Shortly after our Bicycle Shelter project was complete, we had a workshop week at the architectural school, in which three different architects, from Denmark, Sweden and Norway respectivly, were invited to give us three different types of assignments, all focusing on our speciality: Sustainable architecture. All five education years (bachelors and masters) participated in the workshop week, and we were divided into three greater groups - one for each architect. Once in our groups, we were furthermore scattered into six minor groups, each focusing on different assignments within the main assignment. Our assignment leading architect was Cord Siegel from Hauschild-Siegel Architects.

The greater theme of our project, was to create an agriculturally productive building, that also includes 12 apartments for agriculturally interested citydwellers (urbanfarmers). The six different groups were given different assignments based on different types of agriculture. My group was given a rather different type of production, that is usually not very common amongst urban agricultural structures - An urban apiary and honey production building. Our group quickly learned the frightening facts of the amounts of plants needed to produce but the slightest amounts of honey (it takes several hundreds of thousands of flowers to produce less than 30kg of honey pr. season!), and therefore we decided to furthermore divide ourselves into yet two smaller groups. The idea of this, was that one of the groups would focus on a realistic production of honey and bee's wax, placing large apiary systems amongst living quarters in areas with vast ecological areas, while the other group would place no more than a single beehive, and create a structure that exhibits the ridicilous amounts of plants needed to support honey and bee's wax production in just a single hive!

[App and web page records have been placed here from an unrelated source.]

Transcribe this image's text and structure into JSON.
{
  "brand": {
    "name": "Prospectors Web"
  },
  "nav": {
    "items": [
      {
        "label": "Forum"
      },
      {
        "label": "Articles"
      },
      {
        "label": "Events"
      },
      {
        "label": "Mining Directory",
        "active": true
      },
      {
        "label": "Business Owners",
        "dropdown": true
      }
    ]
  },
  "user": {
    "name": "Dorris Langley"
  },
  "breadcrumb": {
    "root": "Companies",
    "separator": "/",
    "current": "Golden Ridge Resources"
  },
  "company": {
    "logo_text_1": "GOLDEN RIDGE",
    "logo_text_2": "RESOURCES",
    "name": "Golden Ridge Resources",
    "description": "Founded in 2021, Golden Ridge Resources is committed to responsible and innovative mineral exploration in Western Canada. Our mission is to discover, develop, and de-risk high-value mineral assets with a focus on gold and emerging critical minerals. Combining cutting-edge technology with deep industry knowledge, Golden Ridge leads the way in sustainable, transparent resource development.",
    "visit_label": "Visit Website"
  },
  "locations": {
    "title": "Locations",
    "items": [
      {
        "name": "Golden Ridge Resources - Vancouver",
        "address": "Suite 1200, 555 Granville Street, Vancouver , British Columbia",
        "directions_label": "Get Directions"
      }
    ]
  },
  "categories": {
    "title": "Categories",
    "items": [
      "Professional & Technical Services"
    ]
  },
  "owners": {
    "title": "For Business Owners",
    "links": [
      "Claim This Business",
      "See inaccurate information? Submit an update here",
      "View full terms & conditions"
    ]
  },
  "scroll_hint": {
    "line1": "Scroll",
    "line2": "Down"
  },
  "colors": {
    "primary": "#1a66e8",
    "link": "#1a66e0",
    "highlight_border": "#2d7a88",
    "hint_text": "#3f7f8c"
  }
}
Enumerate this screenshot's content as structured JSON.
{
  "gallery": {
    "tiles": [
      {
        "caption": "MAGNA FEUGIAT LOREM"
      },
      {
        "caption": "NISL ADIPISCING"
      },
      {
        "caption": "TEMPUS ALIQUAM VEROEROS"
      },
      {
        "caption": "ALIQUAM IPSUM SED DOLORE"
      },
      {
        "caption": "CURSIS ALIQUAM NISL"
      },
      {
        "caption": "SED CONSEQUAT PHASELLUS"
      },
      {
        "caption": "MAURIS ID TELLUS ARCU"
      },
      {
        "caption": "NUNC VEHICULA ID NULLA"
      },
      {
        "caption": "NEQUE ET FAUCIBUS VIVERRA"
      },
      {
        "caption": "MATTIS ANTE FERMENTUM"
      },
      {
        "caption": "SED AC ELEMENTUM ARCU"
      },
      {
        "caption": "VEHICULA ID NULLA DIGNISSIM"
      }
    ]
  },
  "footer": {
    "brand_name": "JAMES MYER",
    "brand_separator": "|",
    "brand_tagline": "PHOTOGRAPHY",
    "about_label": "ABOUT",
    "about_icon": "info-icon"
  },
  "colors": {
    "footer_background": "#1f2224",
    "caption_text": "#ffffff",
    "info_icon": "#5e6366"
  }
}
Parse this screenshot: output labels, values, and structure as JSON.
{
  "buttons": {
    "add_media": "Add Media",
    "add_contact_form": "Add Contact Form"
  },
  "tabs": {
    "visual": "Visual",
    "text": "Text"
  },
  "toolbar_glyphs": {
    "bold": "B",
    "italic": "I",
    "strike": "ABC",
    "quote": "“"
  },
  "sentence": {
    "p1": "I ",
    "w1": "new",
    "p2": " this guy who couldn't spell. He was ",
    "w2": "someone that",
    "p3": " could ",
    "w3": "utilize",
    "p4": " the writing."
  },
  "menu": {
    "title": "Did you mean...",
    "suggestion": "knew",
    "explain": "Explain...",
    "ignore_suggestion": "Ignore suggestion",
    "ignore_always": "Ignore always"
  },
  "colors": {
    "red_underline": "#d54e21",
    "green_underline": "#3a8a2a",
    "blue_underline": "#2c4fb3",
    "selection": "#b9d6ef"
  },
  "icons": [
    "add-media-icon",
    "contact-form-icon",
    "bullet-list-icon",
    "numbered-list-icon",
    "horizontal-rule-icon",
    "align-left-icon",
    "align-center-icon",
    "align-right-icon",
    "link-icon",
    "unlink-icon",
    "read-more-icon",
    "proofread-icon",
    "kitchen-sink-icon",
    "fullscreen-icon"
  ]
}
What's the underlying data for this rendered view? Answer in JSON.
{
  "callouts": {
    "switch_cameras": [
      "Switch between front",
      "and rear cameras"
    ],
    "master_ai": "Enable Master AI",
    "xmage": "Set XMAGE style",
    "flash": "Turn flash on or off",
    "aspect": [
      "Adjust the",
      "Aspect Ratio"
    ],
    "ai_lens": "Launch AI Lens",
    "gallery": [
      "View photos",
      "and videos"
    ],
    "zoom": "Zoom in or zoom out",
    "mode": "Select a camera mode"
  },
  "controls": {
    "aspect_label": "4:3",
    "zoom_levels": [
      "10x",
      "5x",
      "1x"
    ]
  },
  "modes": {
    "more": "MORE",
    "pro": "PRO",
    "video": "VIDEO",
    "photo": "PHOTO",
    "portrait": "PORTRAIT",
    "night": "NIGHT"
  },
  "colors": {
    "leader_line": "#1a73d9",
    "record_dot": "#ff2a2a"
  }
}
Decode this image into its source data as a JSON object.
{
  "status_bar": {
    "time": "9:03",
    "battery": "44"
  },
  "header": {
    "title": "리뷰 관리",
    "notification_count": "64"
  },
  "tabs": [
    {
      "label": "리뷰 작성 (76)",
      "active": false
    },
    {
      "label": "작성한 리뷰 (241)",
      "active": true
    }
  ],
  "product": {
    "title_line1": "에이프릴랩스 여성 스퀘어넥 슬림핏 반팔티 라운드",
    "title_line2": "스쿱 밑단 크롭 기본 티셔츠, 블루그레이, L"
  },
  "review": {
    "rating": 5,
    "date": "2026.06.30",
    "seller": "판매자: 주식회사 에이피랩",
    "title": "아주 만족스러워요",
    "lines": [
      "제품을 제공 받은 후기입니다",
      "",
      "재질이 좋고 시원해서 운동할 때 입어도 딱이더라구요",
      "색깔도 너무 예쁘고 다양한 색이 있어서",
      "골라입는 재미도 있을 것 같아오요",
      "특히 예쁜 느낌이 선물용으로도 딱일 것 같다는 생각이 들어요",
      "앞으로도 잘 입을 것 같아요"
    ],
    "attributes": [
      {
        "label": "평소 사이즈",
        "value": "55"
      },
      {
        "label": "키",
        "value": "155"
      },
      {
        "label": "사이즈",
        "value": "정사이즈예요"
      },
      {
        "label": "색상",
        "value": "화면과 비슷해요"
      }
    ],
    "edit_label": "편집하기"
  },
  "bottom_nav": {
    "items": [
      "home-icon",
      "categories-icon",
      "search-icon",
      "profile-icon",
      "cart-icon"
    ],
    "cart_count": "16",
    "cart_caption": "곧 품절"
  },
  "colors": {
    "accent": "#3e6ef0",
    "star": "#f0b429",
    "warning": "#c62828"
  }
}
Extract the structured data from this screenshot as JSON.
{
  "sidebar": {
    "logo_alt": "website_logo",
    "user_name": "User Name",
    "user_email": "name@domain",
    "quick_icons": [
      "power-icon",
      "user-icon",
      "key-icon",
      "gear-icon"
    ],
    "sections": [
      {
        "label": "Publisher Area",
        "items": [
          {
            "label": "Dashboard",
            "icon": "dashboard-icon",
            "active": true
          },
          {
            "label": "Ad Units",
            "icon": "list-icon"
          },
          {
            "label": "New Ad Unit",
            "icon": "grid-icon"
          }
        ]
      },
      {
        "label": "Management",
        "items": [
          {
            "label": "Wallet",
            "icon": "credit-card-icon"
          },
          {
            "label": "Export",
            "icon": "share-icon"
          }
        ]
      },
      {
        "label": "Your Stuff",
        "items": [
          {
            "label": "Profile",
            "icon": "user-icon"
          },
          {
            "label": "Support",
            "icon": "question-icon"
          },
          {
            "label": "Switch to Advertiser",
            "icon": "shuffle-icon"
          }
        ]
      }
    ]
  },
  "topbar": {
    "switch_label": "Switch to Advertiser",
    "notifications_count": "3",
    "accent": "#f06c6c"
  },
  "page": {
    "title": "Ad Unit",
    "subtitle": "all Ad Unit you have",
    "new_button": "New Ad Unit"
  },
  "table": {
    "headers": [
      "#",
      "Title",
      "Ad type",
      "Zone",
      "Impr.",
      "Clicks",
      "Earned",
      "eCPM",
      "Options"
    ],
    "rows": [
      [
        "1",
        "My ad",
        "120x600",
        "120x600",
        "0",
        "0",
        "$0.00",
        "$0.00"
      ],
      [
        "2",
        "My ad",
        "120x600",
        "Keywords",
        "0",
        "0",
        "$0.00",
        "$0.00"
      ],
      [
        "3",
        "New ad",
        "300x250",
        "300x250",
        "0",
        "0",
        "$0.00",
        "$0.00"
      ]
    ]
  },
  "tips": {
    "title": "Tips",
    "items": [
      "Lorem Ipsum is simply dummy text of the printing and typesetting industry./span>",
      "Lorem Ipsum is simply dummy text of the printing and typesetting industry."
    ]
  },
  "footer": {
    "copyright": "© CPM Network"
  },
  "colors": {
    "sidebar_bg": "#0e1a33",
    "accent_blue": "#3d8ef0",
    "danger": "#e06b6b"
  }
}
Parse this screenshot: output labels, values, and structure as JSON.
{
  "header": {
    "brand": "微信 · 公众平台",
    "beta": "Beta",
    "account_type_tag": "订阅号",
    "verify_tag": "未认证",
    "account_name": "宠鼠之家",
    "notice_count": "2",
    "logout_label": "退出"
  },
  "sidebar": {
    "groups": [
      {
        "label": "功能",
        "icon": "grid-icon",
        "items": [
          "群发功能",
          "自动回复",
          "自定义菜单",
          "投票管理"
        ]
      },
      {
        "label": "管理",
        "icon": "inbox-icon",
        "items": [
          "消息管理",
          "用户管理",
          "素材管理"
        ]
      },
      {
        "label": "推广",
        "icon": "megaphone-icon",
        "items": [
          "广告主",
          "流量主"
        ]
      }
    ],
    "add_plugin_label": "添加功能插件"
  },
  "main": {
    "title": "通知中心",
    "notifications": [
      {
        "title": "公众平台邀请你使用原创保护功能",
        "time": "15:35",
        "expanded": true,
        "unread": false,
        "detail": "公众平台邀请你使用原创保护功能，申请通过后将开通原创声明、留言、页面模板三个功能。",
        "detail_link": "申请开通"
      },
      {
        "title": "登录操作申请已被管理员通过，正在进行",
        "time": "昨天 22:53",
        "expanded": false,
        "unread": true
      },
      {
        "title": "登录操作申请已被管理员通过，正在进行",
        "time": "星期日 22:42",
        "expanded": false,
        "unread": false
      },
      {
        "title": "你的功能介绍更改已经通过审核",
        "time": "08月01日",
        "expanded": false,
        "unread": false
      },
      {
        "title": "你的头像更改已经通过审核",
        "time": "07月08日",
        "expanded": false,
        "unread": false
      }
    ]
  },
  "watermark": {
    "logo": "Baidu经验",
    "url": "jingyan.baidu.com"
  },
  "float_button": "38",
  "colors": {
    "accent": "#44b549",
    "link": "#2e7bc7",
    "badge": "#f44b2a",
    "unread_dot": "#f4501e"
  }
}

In order to fit the 100.000's of needed plants and flowers, the easiest solution for us, was to plant them in a vertical direction, where the entire exterior facade is covered in vegetation. Amongst the 50 meter high vegetational tower, are 12 prefab apartment units of the size 120 square meters, placed between the vegetational planes, and sticking out from the structure. The irony of our structure, is that despite focusing on sustainable design, our tower can be said to be quite the opposite! In order to just water the plants, we have had to use just about every possible technology of water purification to be able to reuse water, so that ridicilous amounts of watering water is nulified. Our structure gathers rainwater, reuses all of the structure's water usuage - even graywater, and last but not least, it even gathers the plants' dew and evaporation! All these methods are used, so the building's bees have enough plantation to be able to produce no more than 35kgs of honey pr. year!

We have furthermore fixed an elevator and staircase system within the vegetational skyscraper, that allows the inhabitants to move freely through the structure in bee-free isolated areas. Each apartment floor furthermore has its own garden area, which is also isolated from the bees, and where the dwellers have direct access to bridge systems that follow the buildings facade, where the inhibatants can take care of the plants, and also admire the many bees  (just about 10 bees pr. square meter) that roam trough the un-isolated areas (assuming it's a structure for beekeepers, we believe that the inhabitants would have interest in observing the bees).

To sum things up, our project was, well, in many ways rather extreme. Our sister group that focused on a realistic honey production, that fortunately create a functional structure that managed to create several tons of honey and bee's wax pr. year, so perhaps it is a realistic productional concept. Our group however, intentionally aimed at failing a realistic production, since our focus was rather to illustrate to the public, how much vegetation is actually required for mere 35kgs of honey! As a matter of fact, our bee hive stands at the floor level of the building, in a way that it stands almost as a sacred relic, illustrating how much bees actually work, to produce so little. Of course, such a structure is ridicilously unpractical, and far from realistic, but the challenge of making such a project function in a "sustainable" manner, was the greatest lesson to be learned!

- Andy Minchev